Viscum combreticola is found in Africa south of Sudan. It is a stem assimilant withouth leaves. The stems are flat and turned 90° from node to node. Notice the clearly visible haustorium on the left photo. Mature berries are red.

Viscum crassulae is present in the very southernmost South-Africa. It mainly parasitises Portulacaria afra but is also found on succulent (Euphorbia). It flowers Juli-August and at the same time ripe red berries from the preceeding year are present.

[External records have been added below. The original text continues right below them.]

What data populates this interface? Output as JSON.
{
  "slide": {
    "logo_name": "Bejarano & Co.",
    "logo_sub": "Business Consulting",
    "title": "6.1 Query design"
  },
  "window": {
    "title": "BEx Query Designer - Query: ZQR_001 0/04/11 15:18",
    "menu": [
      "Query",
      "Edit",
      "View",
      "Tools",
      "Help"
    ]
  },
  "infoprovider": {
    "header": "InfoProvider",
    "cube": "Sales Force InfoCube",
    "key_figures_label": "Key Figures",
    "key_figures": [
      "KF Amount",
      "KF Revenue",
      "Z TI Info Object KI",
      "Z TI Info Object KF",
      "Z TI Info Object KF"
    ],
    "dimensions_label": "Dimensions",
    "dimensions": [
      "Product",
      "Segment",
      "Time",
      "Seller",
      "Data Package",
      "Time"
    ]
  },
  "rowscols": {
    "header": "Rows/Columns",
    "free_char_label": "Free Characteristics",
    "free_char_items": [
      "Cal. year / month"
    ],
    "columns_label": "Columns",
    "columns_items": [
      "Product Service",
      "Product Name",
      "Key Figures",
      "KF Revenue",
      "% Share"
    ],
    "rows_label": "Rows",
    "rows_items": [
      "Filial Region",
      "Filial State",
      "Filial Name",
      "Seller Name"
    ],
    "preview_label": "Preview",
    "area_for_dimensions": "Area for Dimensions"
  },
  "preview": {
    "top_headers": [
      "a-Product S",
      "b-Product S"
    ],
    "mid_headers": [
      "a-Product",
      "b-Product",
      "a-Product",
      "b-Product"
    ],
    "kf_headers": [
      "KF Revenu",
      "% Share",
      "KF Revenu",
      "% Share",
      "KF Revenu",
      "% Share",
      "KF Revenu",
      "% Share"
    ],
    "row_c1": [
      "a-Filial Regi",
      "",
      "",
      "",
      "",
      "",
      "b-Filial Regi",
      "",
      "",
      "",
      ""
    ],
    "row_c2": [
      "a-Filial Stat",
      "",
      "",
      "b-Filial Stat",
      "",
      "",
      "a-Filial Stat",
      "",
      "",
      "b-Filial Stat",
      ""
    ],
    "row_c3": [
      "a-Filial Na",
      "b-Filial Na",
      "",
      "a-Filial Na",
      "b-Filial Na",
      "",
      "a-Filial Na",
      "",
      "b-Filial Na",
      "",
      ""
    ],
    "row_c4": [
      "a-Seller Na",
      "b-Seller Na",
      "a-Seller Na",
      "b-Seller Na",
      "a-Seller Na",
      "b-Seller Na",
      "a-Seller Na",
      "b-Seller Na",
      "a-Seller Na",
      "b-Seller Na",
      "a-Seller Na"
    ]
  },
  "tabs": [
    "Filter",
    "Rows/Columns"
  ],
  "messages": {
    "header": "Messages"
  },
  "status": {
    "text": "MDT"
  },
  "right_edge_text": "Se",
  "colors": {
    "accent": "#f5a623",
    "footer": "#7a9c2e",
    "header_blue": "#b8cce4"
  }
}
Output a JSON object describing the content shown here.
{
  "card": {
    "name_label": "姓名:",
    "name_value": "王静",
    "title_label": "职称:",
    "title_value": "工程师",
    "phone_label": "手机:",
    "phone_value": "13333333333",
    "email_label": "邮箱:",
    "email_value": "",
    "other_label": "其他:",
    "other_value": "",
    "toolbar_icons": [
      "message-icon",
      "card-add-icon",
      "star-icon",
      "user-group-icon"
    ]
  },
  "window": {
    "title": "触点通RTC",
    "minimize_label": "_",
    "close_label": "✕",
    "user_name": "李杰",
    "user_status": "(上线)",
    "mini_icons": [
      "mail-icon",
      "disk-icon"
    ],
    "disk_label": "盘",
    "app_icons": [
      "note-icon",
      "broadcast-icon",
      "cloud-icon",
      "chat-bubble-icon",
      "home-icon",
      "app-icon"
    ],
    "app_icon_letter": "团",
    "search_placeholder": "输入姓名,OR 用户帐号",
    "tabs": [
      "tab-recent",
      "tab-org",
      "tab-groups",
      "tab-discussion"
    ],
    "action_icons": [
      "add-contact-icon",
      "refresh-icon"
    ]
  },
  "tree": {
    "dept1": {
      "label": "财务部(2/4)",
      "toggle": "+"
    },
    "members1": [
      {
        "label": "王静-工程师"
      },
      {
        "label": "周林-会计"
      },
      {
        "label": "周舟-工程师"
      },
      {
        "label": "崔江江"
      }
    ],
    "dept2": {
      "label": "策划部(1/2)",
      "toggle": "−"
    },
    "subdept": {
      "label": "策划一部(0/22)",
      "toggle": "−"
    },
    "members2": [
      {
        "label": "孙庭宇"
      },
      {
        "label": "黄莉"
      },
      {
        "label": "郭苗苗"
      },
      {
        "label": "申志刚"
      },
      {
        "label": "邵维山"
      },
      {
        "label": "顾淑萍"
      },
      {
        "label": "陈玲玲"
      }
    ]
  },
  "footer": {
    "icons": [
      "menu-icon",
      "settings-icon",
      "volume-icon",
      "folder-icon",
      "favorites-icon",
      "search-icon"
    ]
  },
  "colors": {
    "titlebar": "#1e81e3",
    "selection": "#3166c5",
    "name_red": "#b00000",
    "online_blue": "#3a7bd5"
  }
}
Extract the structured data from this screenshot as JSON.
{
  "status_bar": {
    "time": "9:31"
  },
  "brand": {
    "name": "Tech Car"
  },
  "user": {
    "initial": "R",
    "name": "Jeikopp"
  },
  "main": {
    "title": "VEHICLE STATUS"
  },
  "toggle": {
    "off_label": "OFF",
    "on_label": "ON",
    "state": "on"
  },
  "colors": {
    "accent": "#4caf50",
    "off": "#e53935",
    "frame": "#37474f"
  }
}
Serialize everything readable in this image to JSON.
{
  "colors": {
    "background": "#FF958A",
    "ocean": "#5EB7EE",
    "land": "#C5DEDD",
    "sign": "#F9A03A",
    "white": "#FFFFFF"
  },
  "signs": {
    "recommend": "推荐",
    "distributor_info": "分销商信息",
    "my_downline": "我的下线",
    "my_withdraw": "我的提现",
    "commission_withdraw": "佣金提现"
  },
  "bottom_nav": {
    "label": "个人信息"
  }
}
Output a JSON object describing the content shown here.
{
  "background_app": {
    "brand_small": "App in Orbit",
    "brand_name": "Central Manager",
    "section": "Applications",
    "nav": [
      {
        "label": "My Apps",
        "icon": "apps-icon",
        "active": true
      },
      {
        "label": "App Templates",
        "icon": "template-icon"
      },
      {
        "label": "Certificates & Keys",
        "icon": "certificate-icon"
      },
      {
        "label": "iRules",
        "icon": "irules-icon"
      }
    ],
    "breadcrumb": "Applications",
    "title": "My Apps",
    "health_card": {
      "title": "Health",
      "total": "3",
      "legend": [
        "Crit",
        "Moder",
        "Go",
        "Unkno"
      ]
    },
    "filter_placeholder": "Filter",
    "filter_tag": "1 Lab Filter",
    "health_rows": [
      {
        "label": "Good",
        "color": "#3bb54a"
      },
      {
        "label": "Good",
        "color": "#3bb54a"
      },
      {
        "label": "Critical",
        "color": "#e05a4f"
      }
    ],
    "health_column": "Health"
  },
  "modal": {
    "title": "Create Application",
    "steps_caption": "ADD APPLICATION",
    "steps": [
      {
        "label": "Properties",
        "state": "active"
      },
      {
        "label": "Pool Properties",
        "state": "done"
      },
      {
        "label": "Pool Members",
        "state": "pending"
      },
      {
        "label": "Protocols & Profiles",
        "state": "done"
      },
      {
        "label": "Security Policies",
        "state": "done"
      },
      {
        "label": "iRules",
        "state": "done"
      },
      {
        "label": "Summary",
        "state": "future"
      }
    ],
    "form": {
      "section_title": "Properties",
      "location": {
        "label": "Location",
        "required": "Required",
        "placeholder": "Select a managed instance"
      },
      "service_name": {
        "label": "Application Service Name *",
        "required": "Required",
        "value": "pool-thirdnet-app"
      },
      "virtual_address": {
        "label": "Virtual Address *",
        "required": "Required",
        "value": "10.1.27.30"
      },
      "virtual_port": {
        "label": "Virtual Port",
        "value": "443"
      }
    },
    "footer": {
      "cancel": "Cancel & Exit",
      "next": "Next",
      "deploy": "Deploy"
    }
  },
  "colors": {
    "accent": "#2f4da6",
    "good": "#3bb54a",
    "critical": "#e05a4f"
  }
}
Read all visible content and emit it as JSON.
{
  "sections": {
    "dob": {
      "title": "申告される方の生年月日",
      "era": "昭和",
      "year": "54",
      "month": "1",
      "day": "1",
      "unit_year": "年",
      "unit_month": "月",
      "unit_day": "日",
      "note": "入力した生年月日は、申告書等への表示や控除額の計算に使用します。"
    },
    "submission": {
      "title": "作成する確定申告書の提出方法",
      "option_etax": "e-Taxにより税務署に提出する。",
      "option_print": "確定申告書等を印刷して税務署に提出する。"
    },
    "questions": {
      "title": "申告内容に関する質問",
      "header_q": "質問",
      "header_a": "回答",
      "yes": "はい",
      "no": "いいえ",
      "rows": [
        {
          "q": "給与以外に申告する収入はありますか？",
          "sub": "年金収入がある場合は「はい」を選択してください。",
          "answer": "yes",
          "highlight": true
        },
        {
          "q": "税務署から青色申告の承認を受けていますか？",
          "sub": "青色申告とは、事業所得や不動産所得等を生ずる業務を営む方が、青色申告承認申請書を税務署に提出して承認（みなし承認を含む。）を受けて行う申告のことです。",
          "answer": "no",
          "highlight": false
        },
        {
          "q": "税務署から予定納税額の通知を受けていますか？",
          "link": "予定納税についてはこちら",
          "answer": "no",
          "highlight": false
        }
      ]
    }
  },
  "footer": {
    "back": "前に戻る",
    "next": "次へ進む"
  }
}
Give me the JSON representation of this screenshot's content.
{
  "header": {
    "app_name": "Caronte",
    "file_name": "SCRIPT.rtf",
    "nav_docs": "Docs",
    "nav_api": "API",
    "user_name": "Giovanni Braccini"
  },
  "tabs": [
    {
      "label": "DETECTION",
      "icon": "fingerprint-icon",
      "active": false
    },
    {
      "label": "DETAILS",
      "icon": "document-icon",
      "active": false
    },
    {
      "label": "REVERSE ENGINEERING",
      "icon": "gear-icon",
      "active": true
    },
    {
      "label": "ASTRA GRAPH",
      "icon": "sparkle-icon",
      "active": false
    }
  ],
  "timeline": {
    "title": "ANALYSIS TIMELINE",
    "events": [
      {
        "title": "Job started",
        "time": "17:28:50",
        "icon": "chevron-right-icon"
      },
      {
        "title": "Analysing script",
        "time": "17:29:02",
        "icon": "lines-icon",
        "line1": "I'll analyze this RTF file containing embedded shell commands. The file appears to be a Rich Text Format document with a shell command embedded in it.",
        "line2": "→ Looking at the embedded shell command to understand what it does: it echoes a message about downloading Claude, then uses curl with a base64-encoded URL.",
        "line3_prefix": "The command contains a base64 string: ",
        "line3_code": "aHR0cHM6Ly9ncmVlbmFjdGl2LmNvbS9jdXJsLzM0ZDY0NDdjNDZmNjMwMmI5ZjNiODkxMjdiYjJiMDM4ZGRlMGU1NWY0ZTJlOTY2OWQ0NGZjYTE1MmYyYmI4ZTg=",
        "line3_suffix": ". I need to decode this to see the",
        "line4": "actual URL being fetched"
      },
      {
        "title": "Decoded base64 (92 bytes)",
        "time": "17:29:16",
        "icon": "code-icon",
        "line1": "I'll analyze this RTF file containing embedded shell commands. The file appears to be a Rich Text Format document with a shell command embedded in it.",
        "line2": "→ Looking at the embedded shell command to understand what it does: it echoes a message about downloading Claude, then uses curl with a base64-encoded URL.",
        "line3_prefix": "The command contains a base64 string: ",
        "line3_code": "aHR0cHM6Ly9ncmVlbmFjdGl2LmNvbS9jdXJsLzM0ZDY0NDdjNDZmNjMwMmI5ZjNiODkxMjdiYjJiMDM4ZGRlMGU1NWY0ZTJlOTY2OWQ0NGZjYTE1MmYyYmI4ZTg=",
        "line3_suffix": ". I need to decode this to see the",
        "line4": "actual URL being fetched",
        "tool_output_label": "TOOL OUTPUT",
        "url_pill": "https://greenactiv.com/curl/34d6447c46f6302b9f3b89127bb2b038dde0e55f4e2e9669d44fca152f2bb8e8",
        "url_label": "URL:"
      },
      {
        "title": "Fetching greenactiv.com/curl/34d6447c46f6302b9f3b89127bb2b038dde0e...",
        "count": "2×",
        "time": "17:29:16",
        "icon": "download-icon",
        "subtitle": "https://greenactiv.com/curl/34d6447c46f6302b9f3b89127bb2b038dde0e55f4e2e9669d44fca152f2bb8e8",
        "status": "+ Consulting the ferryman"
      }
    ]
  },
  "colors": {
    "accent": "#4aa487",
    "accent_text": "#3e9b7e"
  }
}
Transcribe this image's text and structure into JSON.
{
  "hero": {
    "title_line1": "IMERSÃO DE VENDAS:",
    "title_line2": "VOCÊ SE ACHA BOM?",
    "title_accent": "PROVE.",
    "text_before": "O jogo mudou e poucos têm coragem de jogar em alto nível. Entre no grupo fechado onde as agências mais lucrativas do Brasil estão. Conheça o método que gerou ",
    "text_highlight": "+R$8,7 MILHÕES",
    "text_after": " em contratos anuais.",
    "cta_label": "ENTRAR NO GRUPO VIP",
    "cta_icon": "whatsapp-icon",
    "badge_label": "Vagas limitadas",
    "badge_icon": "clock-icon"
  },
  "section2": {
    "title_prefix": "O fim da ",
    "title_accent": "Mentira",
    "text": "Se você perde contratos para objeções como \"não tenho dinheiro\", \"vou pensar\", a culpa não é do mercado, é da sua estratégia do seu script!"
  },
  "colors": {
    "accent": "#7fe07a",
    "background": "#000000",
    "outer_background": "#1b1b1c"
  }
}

Viscum minimum is the smallest species of the genus with only four mm long vegetative shoots. It is known from a very small coastal area of the southernmost South Africa. As mentioned above, in nature it is only known from two succulent species, Euphorbia horrida and E. polygona, but since the plant is so small and difficult to see it may have a larger distribution, although not larger than the distribution of the host species.

Viscum rotundifolium occurs in southernmost Africa. The berries are orange. The parasite is an example of a Viscum species with low host specificity since it may accept species from 15 different genera as host (inclusive Tapinanthus and Viscum from Viscaceae) representing 13 families. It also accepts hosts not present within the natural distribution of the parasite. – The pictures show V. rotundifolium on three succulent hosts. From left, Euphorbia horrida as a natural host. In the middle, a young plant on Pelargonium cotyledonis from Sct. Helena Island, and to the right an American cactus species Cleistocactus samaipatamu. – Note that the stems of the hosts swells considerably around the haustorium, and in Cleistocactus, the hormone system is disturbed so much that the host produces adventitious roots.

Supplementary literature:

Calder M & P. Bernhardt, 1983: The biology of Mistletoes. Academic Press Australia, Sydney.

Heide-Jørgensen, H S. 1989. Development and ultrastructure of the haustorium of Viscum minimum Harvey. I. The adhesive disk. – Can. J. Bot. 67: 1161-1173.

Kuijt, J. 1969: The biology of parasitic flowering plants. – University of California Press. Berkeley.

Polhill, R. & Wiens, D. 1998. Mistletoes of Africa. The Royal Botanic Gardens, Kew.

Press, M.C & Graves J.D. (eds.). 1995: Parasitic Plants. Chapman & Hall, London.

Tubeuf, C. von. 1923: Monographie der Mistel. Berlin, Oldenbourg.

H. S. Heide-Jørgensen, november 2020.